The first step in setting up either tuner involves searching the air for available signals and typing in invidual names for the channels it has found. The ProTV Stereo utility presents a prettier interface for doing this, compared to the more dated software of the MyTV/fm. The ProTV software has a few other nice touches as well. It’s got a module that allows switching the tuner input via the Control Strip, and it can post TV snapshots to a Web server at a specified interval. You can also add text, graphics, a timestamp, or a mosaic blur over any portion of the transmitted clip.

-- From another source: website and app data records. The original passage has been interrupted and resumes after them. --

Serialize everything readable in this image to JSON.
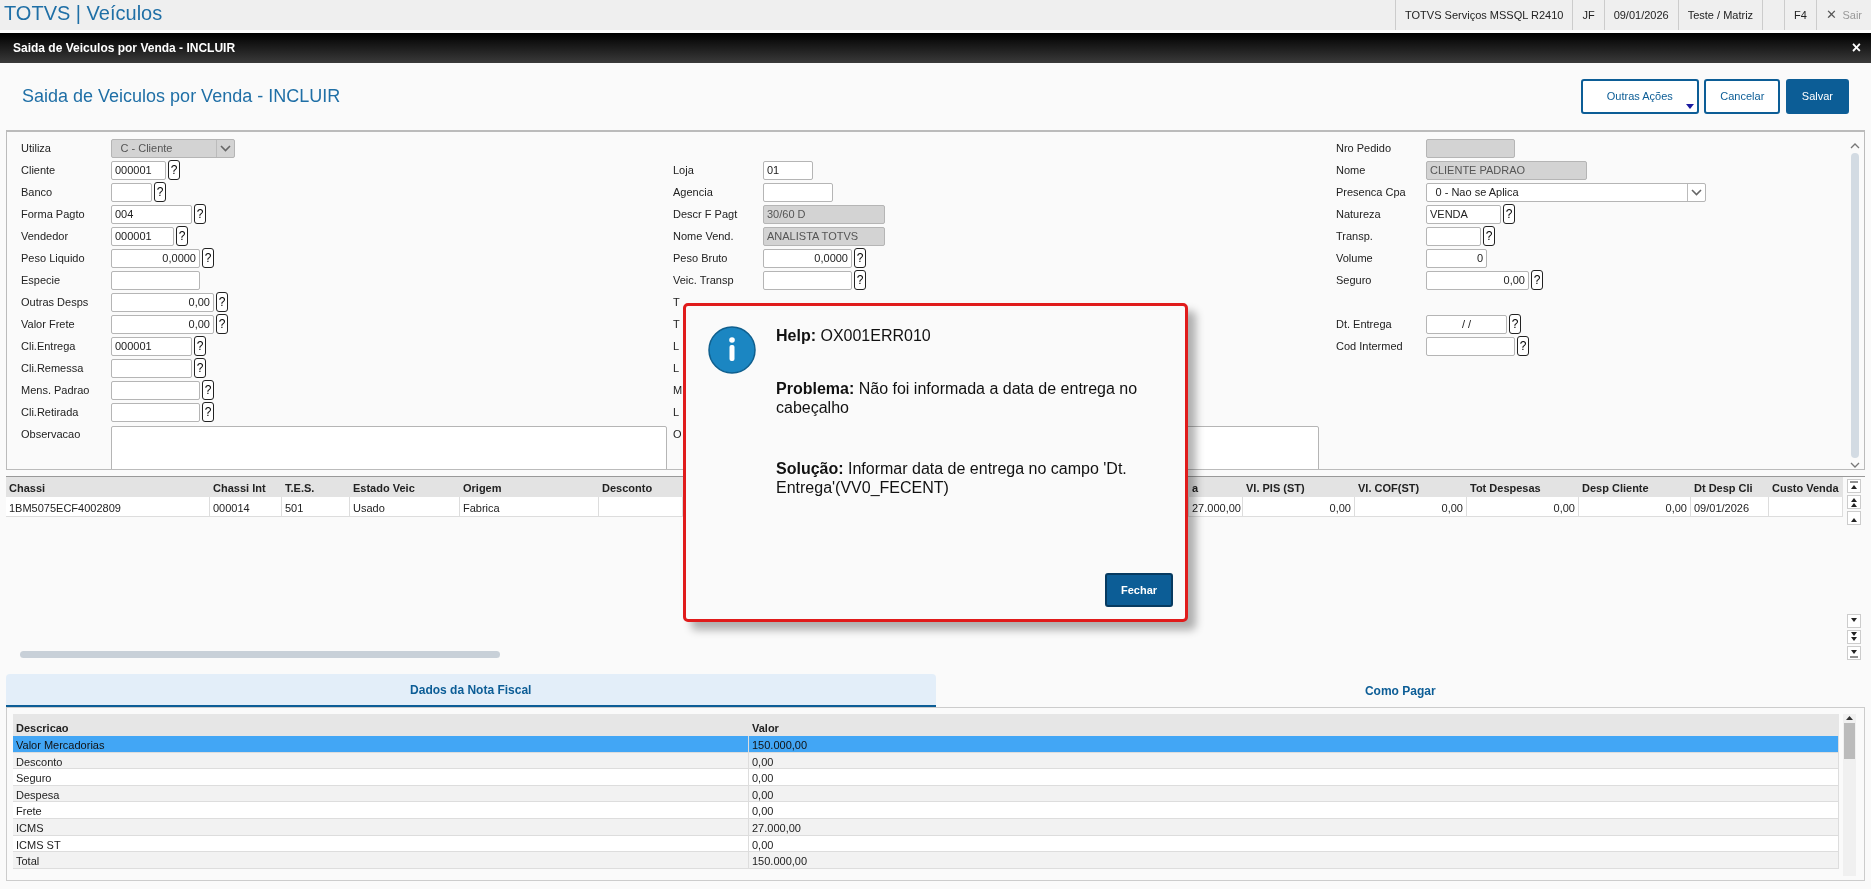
{
  "app": {
    "title": "TOTVS | Veículos",
    "status_items": [
      "TOTVS Serviços MSSQL R2410",
      "JF",
      "09/01/2026",
      "Teste / Matriz",
      "F4"
    ],
    "exit": {
      "icon": "✕",
      "label": "Sair",
      "disabled": true
    }
  },
  "window": {
    "title": "Saida de Veiculos por Venda - INCLUIR",
    "close": "×"
  },
  "page": {
    "title": "Saida de Veiculos por Venda - INCLUIR",
    "actions": [
      {
        "label": "Outras Ações",
        "kind": "menu"
      },
      {
        "label": "Cancelar",
        "kind": "secondary"
      },
      {
        "label": "Salvar",
        "kind": "primary"
      }
    ]
  },
  "form": {
    "columns": [
      {
        "fields": [
          {
            "label": "Utiliza",
            "kind": "select",
            "value": "C - Cliente",
            "disabled": true
          },
          {
            "label": "Cliente",
            "kind": "text",
            "value": "000001",
            "help": "?",
            "disabled": false
          },
          {
            "label": "Banco",
            "kind": "text",
            "help": "?",
            "disabled": false
          },
          {
            "label": "Forma Pagto",
            "kind": "text",
            "value": "004",
            "help": "?",
            "disabled": false
          },
          {
            "label": "Vendedor",
            "kind": "text",
            "value": "000001",
            "help": "?",
            "disabled": false
          },
          {
            "label": "Peso Liquido",
            "kind": "text",
            "value": "0,0000",
            "help": "?",
            "disabled": false
          },
          {
            "label": "Especie",
            "kind": "text",
            "disabled": false
          },
          {
            "label": "Outras Desps",
            "kind": "text",
            "value": "0,00",
            "help": "?",
            "disabled": false
          },
          {
            "label": "Valor Frete",
            "kind": "text",
            "value": "0,00",
            "help": "?",
            "disabled": false
          },
          {
            "label": "Cli.Entrega",
            "kind": "text",
            "value": "000001",
            "help": "?",
            "disabled": false
          },
          {
            "label": "Cli.Remessa",
            "kind": "text",
            "help": "?",
            "disabled": false
          },
          {
            "label": "Mens. Padrao",
            "kind": "text",
            "help": "?",
            "disabled": false
          },
          {
            "label": "Cli.Retirada",
            "kind": "text",
            "help": "?",
            "disabled": false
          },
          {
            "label": "Observacao",
            "kind": "memo",
            "disabled": false
          }
        ]
      },
      {
        "fields": [
          {
            "label": "Loja",
            "kind": "text",
            "value": "01",
            "disabled": false
          },
          {
            "label": "Agencia",
            "kind": "text",
            "disabled": false
          },
          {
            "label": "Descr F Pagt",
            "kind": "text",
            "value": "30/60 D",
            "disabled": true
          },
          {
            "label": "Nome Vend.",
            "kind": "text",
            "value": "ANALISTA TOTVS",
            "disabled": true
          },
          {
            "label": "Peso Bruto",
            "kind": "text",
            "value": "0,0000",
            "help": "?",
            "disabled": false
          },
          {
            "label": "Veic. Transp",
            "kind": "text",
            "help": "?",
            "disabled": false
          },
          {
            "label": "T",
            "kind": "label"
          },
          {
            "label": "T",
            "kind": "label"
          },
          {
            "label": "L",
            "kind": "label"
          },
          {
            "label": "L",
            "kind": "label"
          },
          {
            "label": "M",
            "kind": "label"
          },
          {
            "label": "L",
            "kind": "label"
          },
          {
            "label": "O",
            "kind": "memo",
            "disabled": false
          }
        ]
      },
      {
        "fields": [
          {
            "label": "Nro Pedido",
            "kind": "text",
            "disabled": true
          },
          {
            "label": "Nome",
            "kind": "text",
            "value": "CLIENTE PADRAO",
            "disabled": true
          },
          {
            "label": "Presenca Cpa",
            "kind": "select",
            "value": "0 - Nao se Aplica",
            "disabled": false
          },
          {
            "label": "Natureza",
            "kind": "text",
            "value": "VENDA",
            "help": "?",
            "disabled": false
          },
          {
            "label": "Transp.",
            "kind": "text",
            "help": "?",
            "disabled": false
          },
          {
            "label": "Volume",
            "kind": "text",
            "value": "0",
            "disabled": false
          },
          {
            "label": "Seguro",
            "kind": "text",
            "value": "0,00",
            "help": "?",
            "disabled": false
          },
          {
            "label": "Dt. Entrega",
            "kind": "text",
            "value": "/  /",
            "help": "?",
            "disabled": false
          },
          {
            "label": "Cod Intermed",
            "kind": "text",
            "help": "?",
            "disabled": false
          }
        ]
      }
    ]
  },
  "grid": {
    "columns": [
      "Chassi",
      "Chassi Int",
      "T.E.S.",
      "Estado Veic",
      "Origem",
      "Desconto",
      "a",
      "VI. PIS (ST)",
      "VI. COF(ST)",
      "Tot Despesas",
      "Desp Cliente",
      "Dt Desp Cli",
      "Custo Venda"
    ],
    "rows": [
      {
        "cells": [
          "1BM5075ECF4002809",
          "000014",
          "501",
          "Usado",
          "Fabrica",
          "",
          "27.000,00",
          "0,00",
          "0,00",
          "0,00",
          "0,00",
          "09/01/2026",
          ""
        ]
      }
    ]
  },
  "tabs": [
    {
      "label": "Dados da Nota Fiscal",
      "selected": true
    },
    {
      "label": "Como Pagar",
      "selected": false
    }
  ],
  "summary": {
    "columns": [
      "Descricao",
      "Valor"
    ],
    "rows": [
      {
        "cells": [
          "Valor Mercadorias",
          "150.000,00"
        ],
        "selected": true
      },
      {
        "cells": [
          "Desconto",
          "0,00"
        ],
        "selected": false
      },
      {
        "cells": [
          "Seguro",
          "0,00"
        ],
        "selected": false
      },
      {
        "cells": [
          "Despesa",
          "0,00"
        ],
        "selected": false
      },
      {
        "cells": [
          "Frete",
          "0,00"
        ],
        "selected": false
      },
      {
        "cells": [
          "ICMS",
          "27.000,00"
        ],
        "selected": false
      },
      {
        "cells": [
          "ICMS ST",
          "0,00"
        ],
        "selected": false
      },
      {
        "cells": [
          "Total",
          "150.000,00"
        ],
        "selected": false
      }
    ]
  },
  "dialog": {
    "help": "**Help:** OX001ERR010",
    "problem": "**Problema:** Não foi informada a data de entrega no cabeçalho",
    "solution": "**Solução:** Informar data de entrega no campo 'Dt. Entrega'(VV0_FECENT)",
    "button": "Fechar"
  }
}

The on-screen image will only be as good as the TV reception in your locale, and we found both products to give similar results. Getting a good signal from inside an office building is just about impossible, and an external antenna or cable TV source makes all the difference in the world. The ProTV Stereo can also display a seperate window containing closed-captioned information that is transmitted with some broadcasts. We had mixed results using this feature — it didn’t work very well with input from a satellite receiver but worked perfectly with a strong over-the-air broadcast signal. To be fair, even closed-caption-equipped TVs will produce garbled text if the accompanying TV signal is snowy.
Although both products offer comparable image quality, QuickTime clips from the ProTV Stereo are much larger in file size, so moving forward and backward in a captured movie is quicker on movies produced by the MyTV/fm; the MyTV/fm contains a hardware compressor chip that squeezes each frame of the video stream into a compact JPEG image before it is sent to the computer. In contrast, the much simpler ProTV Stereo card uses the Mac to compress each image in software using QuickTime.
The ProTV card features its own audio input, and unfortunately, we found that movie clips of more than a couple of minutes in length lost synchronization with the video portion of the clip when this input was used. The MyTV/fm uses the built-in audio port on the Mac and did not exhibit this problem.